I’m on leave this semester to do work in the Digital Humanities, so I’ll be posting a lot about that. My interest in DH is not–or has not been–quantitative, but I am expanding my range by dabbling in quantitative methods, currently with the help of Ted Underwood’s wonderful introduction to the topic.

At the end of Ted’s post, he provides a dataset and a program he wrote to find groups of words that form something like stylistic signatures in authors and genres. I’ve been playing with the program, with fascinating results. I’ll share one here. This is the list of overrepresented words in Jane Austen’s works according to one of the measures Ted uses:

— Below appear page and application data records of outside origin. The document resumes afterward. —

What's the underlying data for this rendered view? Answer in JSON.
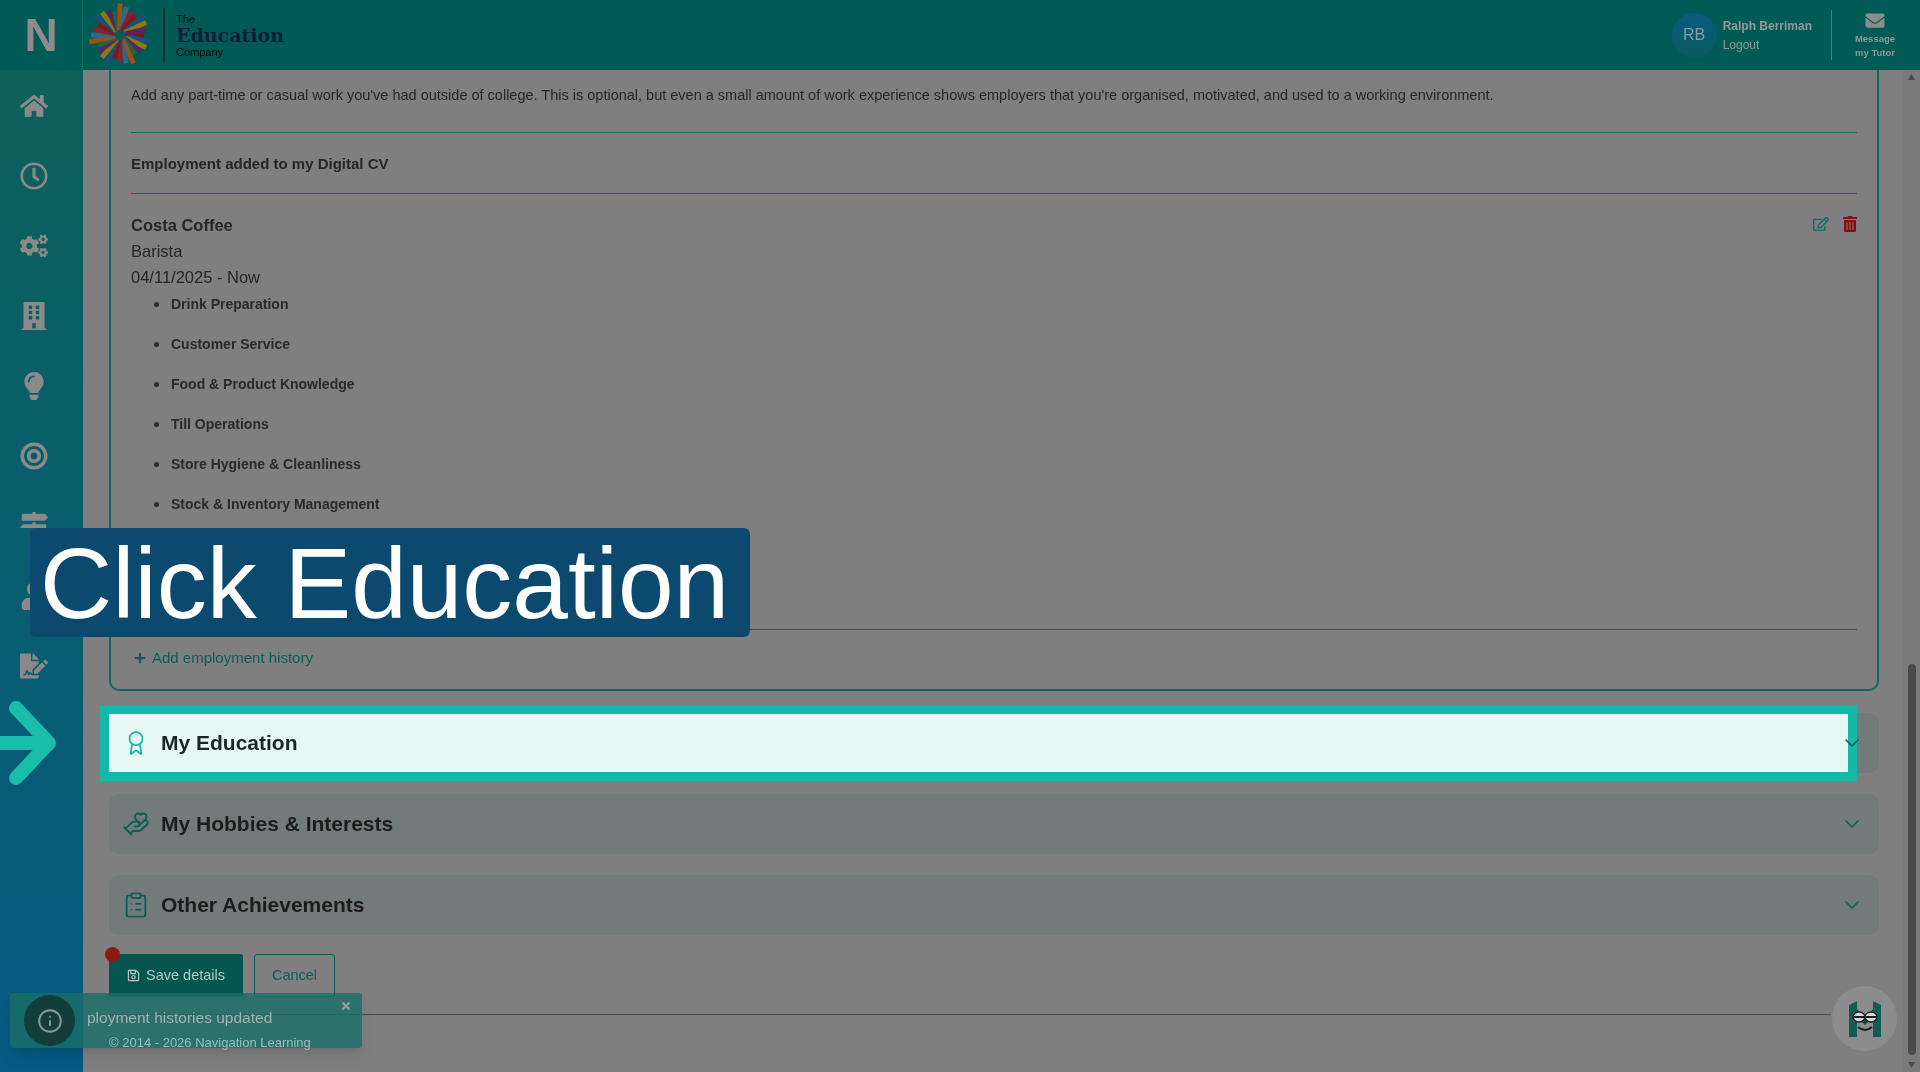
{
  "header": {
    "brand_mark": "N",
    "logo": {
      "top": "The",
      "name": "Education",
      "bottom": "Company"
    },
    "user": {
      "initials": "RB",
      "name": "Ralph Berriman",
      "logout": "Logout"
    },
    "message_button": "Message my Tutor"
  },
  "employment": {
    "intro": "Add any part-time or casual work you've had outside of college. This is optional, but even a small amount of work experience shows employers that you're organised, motivated, and used to a working environment.",
    "list_heading": "Employment added to my Digital CV",
    "entries": [
      {
        "employer": "Costa Coffee",
        "role": "Barista",
        "dates": "04/11/2025 - Now",
        "skills": [
          "Drink Preparation",
          "Customer Service",
          "Food & Product Knowledge",
          "Till Operations",
          "Store Hygiene & Cleanliness",
          "Stock & Inventory Management"
        ]
      }
    ],
    "add_link": "Add employment history"
  },
  "sections": [
    {
      "title": "My Education",
      "highlighted": true,
      "expanded": false
    },
    {
      "title": "My Hobbies & Interests",
      "highlighted": false,
      "expanded": false
    },
    {
      "title": "Other Achievements",
      "highlighted": false,
      "expanded": false
    }
  ],
  "actions": {
    "save": "Save details",
    "cancel": "Cancel",
    "alert_dot": true
  },
  "footer": {
    "copyright": "© 2014 - 2026 Navigation Learning"
  },
  "toast": {
    "message": "ployment histories updated"
  },
  "tutorial": {
    "caption": "Click Education"
  }
}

WORDS OVERREPRESENTED BY MANN-WHITNEY RHO
1 very 0.985 3283
2 wishing 0.984 154
3 staying 0.982 176
4 satisfied 0.977 188
5 fortnight 0.975 152
6 herself 0.973 1553
7 agreeable 0.973 350
8 be 0.971 2645
9 smallest 0.971 182
10 any 0.971 1112
11 really 0.968 555
12 acquaintance 0.967 462
13 excessively 0.967 91.8
14 nothing 0.967 639
15 assure 0.965 268
16 settled 0.964 261
17 marrying 0.964 196
18 much 0.964 841
19 attentions 0.962 212
20 encouraging 0.961 51
21 directly 0.96 290
22 deal 0.96 329
23 warmly 0.96 96.3
24 must 0.96 1141
25 sorry 0.958 198
26 certainly 0.957 323
27 not 0.957 2023
28 tolerably 0.957 95.9
29 handsome 0.957 136
30 quite 0.956 765
31 been 0.956 899
32 exactly 0.955 248
33 invitation 0.955 194
34 being 0.954 699
35 obliged 0.954 280
36 seeing 0.954 206
37 always 0.953 470
38 pleasantly 0.952 37.8
39 delighted 0.951 107
40 talked 0.95 342
41 perfectly 0.949 283
42 distressing 0.949 61.5
43 solicitude 0.949 89.7
44 comfortable 0.948 167
45 walking 0.948 129
46 continuing 0.947 39.1
47 engaged 0.945 120
48 enjoyment 0.942 122
49 dislike 0.941 86.7
50 talking 0.941 194

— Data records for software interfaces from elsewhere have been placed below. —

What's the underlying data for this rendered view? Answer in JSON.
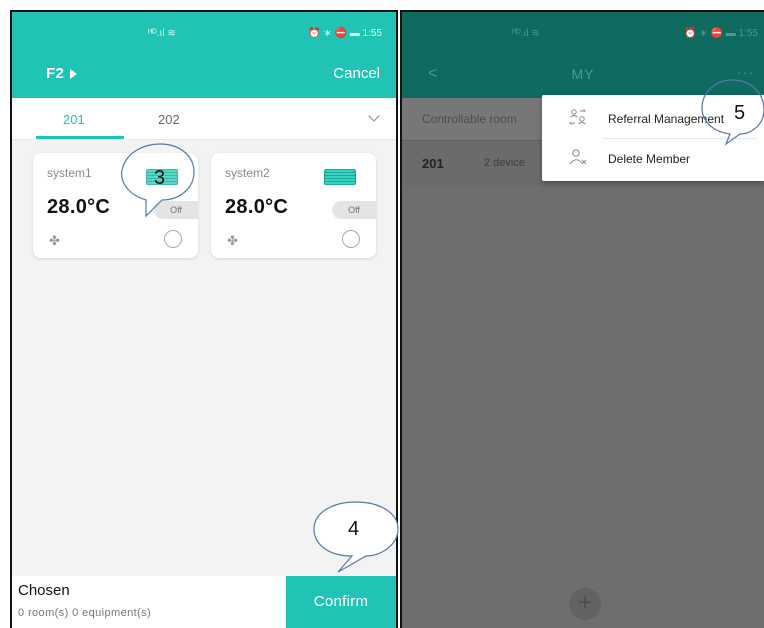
{
  "left": {
    "status": {
      "signal": "ᴴᴰ.ıl ≋",
      "right": "⏰ ∗ ⛔ ▬ 1:55"
    },
    "navbar": {
      "floor": "F2",
      "cancel": "Cancel"
    },
    "tabs": [
      {
        "label": "201",
        "active": true
      },
      {
        "label": "202",
        "active": false
      }
    ],
    "cards": [
      {
        "name": "system1",
        "temp": "28.0°C",
        "state": "Off"
      },
      {
        "name": "system2",
        "temp": "28.0°C",
        "state": "Off"
      }
    ],
    "footer": {
      "chosen": "Chosen",
      "counts": "0 room(s)   0 equipment(s)",
      "confirm": "Confirm"
    }
  },
  "right": {
    "status": {
      "signal": "ᴴᴰ.ıl ≋",
      "right": "⏰ ∗ ⛔ ▬ 1:55"
    },
    "navbar": {
      "back": "<",
      "title": "MY",
      "more": "···"
    },
    "subheader": "Controllable room",
    "room": {
      "name": "201",
      "devices": "2 device"
    },
    "popup": [
      {
        "icon": "referral-icon",
        "label": "Referral Management"
      },
      {
        "icon": "delete-member-icon",
        "label": "Delete Member"
      }
    ],
    "add": "+"
  },
  "callouts": [
    {
      "label": "3"
    },
    {
      "label": "4"
    },
    {
      "label": "5"
    }
  ],
  "colors": {
    "teal": "#21c4b4",
    "teal_dimmed": "#0f6a60",
    "overlay_gray": "#6e6e6e"
  }
}
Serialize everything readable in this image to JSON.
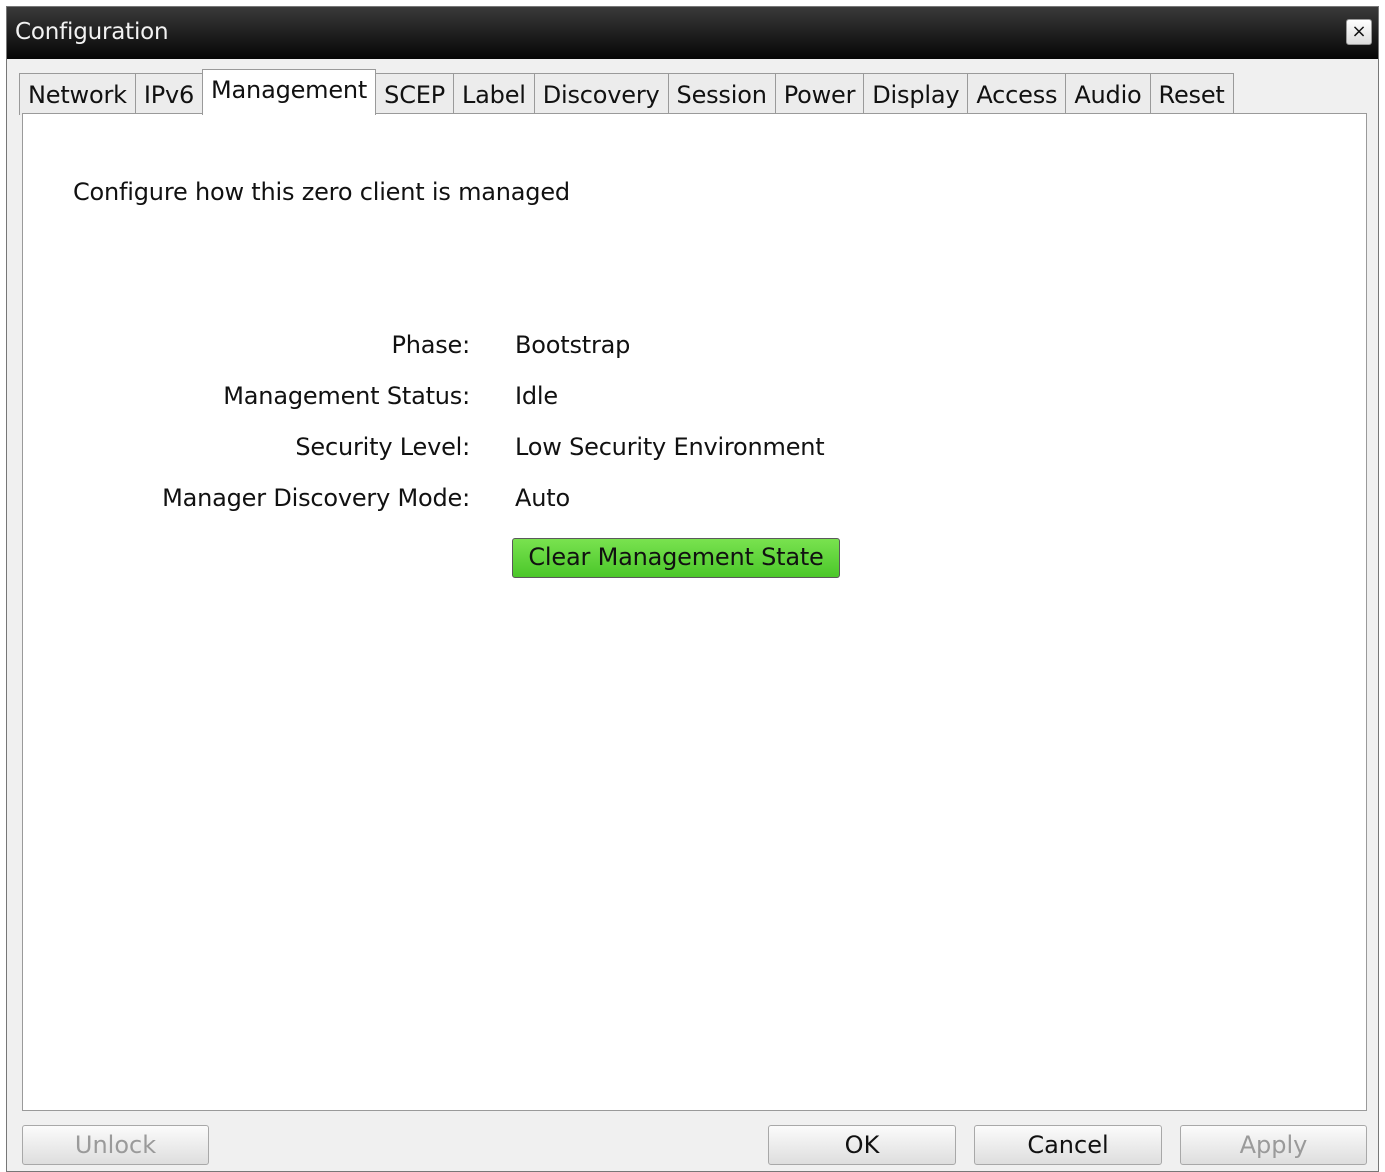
{
  "window": {
    "title": "Configuration",
    "close_glyph": "×"
  },
  "tabs": [
    {
      "label": "Network"
    },
    {
      "label": "IPv6"
    },
    {
      "label": "Management",
      "active": true
    },
    {
      "label": "SCEP"
    },
    {
      "label": "Label"
    },
    {
      "label": "Discovery"
    },
    {
      "label": "Session"
    },
    {
      "label": "Power"
    },
    {
      "label": "Display"
    },
    {
      "label": "Access"
    },
    {
      "label": "Audio"
    },
    {
      "label": "Reset"
    }
  ],
  "management": {
    "description": "Configure how this zero client is managed",
    "fields": [
      {
        "label": "Phase:",
        "value": "Bootstrap"
      },
      {
        "label": "Management Status:",
        "value": "Idle"
      },
      {
        "label": "Security Level:",
        "value": "Low Security Environment"
      },
      {
        "label": "Manager Discovery Mode:",
        "value": "Auto"
      }
    ],
    "clear_button_label": "Clear Management State"
  },
  "footer": {
    "unlock_label": "Unlock",
    "ok_label": "OK",
    "cancel_label": "Cancel",
    "apply_label": "Apply"
  },
  "colors": {
    "titlebar": "#060606",
    "clear_button": "#5fd43a",
    "panel_background": "#ffffff"
  }
}
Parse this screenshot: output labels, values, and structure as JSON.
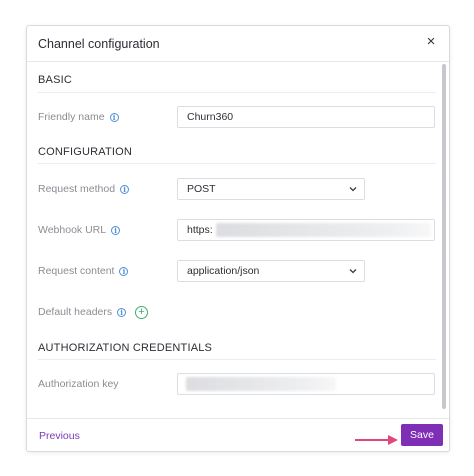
{
  "dialog": {
    "title": "Channel configuration",
    "close_glyph": "×"
  },
  "sections": {
    "basic": "BASIC",
    "configuration": "CONFIGURATION",
    "authorization": "AUTHORIZATION CREDENTIALS"
  },
  "fields": {
    "friendly_name": {
      "label": "Friendly name",
      "value": "Churn360"
    },
    "request_method": {
      "label": "Request method",
      "value": "POST"
    },
    "webhook_url": {
      "label": "Webhook URL",
      "value": "https:"
    },
    "request_content": {
      "label": "Request content",
      "value": "application/json"
    },
    "default_headers": {
      "label": "Default headers",
      "add_glyph": "+"
    },
    "authorization_key": {
      "label": "Authorization key"
    }
  },
  "footer": {
    "previous": "Previous",
    "save": "Save"
  },
  "icons": {
    "info": "info-icon",
    "close": "close-icon",
    "chevron": "chevron-down-icon",
    "add": "plus-circle-icon",
    "arrow": "arrow-right-icon"
  },
  "colors": {
    "accent": "#7e2fb5",
    "info": "#4f8fd9",
    "add": "#3fae6e",
    "annotation_arrow": "#e0457b"
  }
}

The list is interesting in many ways, especially in comparison to the corresponding lists for other authors, but I want to emphasize a side point. “Very” tops the list, and it may also top the list of words I discourage my students from using in their papers. (Mark Twain: “Substitute ‘damn’ every time you’re inclined to write ‘very;’ your editor will delete it and the writing will be just as it should be.”) And that’s not all: I push students to minimize adverbs, intensifiers, terms of certainty, and “to be” constructions. Such words infuse Austen’s list:


WORDS OVERREPRESENTED BY MANN-WHITNEY RHO
1 very 0.985 3283
8 be 0.971 2645
11 really 0.968 555
13 excessively 0.967 91.8
21 directly 0.96 290
23 warmly 0.96 96.3
26 certainly 0.957 323
28 tolerably 0.957 95.9
30 quite 0.956 765
31 been 0.956 899
32 exactly 0.955 248
34 being 0.954 699
37 always 0.953 470
38 pleasantly 0.952 37.8
41 perfectly 0.949 283

I’ve thought many times about writing a handout on style that outlines the conventional guidelines of modern, essayistic style with counterexamples from great literature. (What would Hamlet do without “to be”?) But this list encourages me to take such thinking a step further: Austen’s case alone could become the foundation of a unit on voice, style, and convention.